**EXERCISE GOAL:** Could you please retype all of the data below exactly?

**PROVIDED ENTRIES:**

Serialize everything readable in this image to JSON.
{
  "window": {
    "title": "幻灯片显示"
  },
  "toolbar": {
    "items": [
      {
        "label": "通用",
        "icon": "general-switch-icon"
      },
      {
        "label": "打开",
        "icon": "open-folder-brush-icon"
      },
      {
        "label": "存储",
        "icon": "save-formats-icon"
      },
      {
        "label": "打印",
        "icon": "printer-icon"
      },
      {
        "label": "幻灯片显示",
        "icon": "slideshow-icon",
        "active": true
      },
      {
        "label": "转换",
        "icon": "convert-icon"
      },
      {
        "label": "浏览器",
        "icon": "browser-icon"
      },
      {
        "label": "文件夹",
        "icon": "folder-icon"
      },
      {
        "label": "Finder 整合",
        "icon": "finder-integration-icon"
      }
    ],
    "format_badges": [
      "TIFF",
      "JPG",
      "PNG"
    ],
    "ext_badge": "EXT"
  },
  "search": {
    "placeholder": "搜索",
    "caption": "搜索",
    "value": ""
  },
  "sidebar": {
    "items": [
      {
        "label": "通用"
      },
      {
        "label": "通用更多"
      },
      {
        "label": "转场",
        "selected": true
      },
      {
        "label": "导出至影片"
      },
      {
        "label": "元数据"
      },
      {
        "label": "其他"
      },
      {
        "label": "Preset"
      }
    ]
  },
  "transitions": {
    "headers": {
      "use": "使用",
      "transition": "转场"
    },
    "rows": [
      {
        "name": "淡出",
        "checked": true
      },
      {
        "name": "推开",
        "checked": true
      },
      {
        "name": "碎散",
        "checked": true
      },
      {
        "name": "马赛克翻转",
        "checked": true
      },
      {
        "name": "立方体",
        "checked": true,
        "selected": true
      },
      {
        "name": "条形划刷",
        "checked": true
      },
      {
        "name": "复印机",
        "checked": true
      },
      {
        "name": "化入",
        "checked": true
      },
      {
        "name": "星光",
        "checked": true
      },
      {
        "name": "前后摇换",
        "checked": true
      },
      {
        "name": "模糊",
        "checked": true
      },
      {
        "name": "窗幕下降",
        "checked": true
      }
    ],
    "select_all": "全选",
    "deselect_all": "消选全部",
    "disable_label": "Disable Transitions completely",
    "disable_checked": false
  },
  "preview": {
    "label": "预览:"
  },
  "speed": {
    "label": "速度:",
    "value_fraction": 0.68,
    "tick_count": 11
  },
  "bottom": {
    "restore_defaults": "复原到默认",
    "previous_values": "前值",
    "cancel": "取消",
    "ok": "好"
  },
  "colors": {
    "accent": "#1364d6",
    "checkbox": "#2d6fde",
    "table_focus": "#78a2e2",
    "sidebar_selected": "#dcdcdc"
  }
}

**RESPONSE TO THE TASK:**
Serialize everything readable in this image to JSON.
{
  "window": {
    "title": "幻灯片显示"
  },
  "toolbar": {
    "items": [
      {
        "label": "通用",
        "icon": "general-switch-icon"
      },
      {
        "label": "打开",
        "icon": "open-folder-brush-icon"
      },
      {
        "label": "存储",
        "icon": "save-formats-icon"
      },
      {
        "label": "打印",
        "icon": "printer-icon"
      },
      {
        "label": "幻灯片显示",
        "icon": "slideshow-icon",
        "active": true
      },
      {
        "label": "转换",
        "icon": "convert-icon"
      },
      {
        "label": "浏览器",
        "icon": "browser-icon"
      },
      {
        "label": "文件夹",
        "icon": "folder-icon"
      },
      {
        "label": "Finder 整合",
        "icon": "finder-integration-icon"
      }
    ],
    "format_badges": [
      "TIFF",
      "JPG",
      "PNG"
    ],
    "ext_badge": "EXT"
  },
  "search": {
    "placeholder": "搜索",
    "caption": "搜索",
    "value": ""
  },
  "sidebar": {
    "items": [
      {
        "label": "通用"
      },
      {
        "label": "通用更多"
      },
      {
        "label": "转场",
        "selected": true
      },
      {
        "label": "导出至影片"
      },
      {
        "label": "元数据"
      },
      {
        "label": "其他"
      },
      {
        "label": "Preset"
      }
    ]
  },
  "transitions": {
    "headers": {
      "use": "使用",
      "transition": "转场"
    },
    "rows": [
      {
        "name": "淡出",
        "checked": true
      },
      {
        "name": "推开",
        "checked": true
      },
      {
        "name": "碎散",
        "checked": true
      },
      {
        "name": "马赛克翻转",
        "checked": true
      },
      {
        "name": "立方体",
        "checked": true,
        "selected": true
      },
      {
        "name": "条形划刷",
        "checked": true
      },
      {
        "name": "复印机",
        "checked": true
      },
      {
        "name": "化入",
        "checked": true
      },
      {
        "name": "星光",
        "checked": true
      },
      {
        "name": "前后摇换",
        "checked": true
      },
      {
        "name": "模糊",
        "checked": true
      },
      {
        "name": "窗幕下降",
        "checked": true
      }
    ],
    "select_all": "全选",
    "deselect_all": "消选全部",
    "disable_label": "Disable Transitions completely",
    "disable_checked": false
  },
  "preview": {
    "label": "预览:"
  },
  "speed": {
    "label": "速度:",
    "value_fraction": 0.68,
    "tick_count": 11
  },
  "bottom": {
    "restore_defaults": "复原到默认",
    "previous_values": "前值",
    "cancel": "取消",
    "ok": "好"
  },
  "colors": {
    "accent": "#1364d6",
    "checkbox": "#2d6fde",
    "table_focus": "#78a2e2",
    "sidebar_selected": "#dcdcdc"
  }
}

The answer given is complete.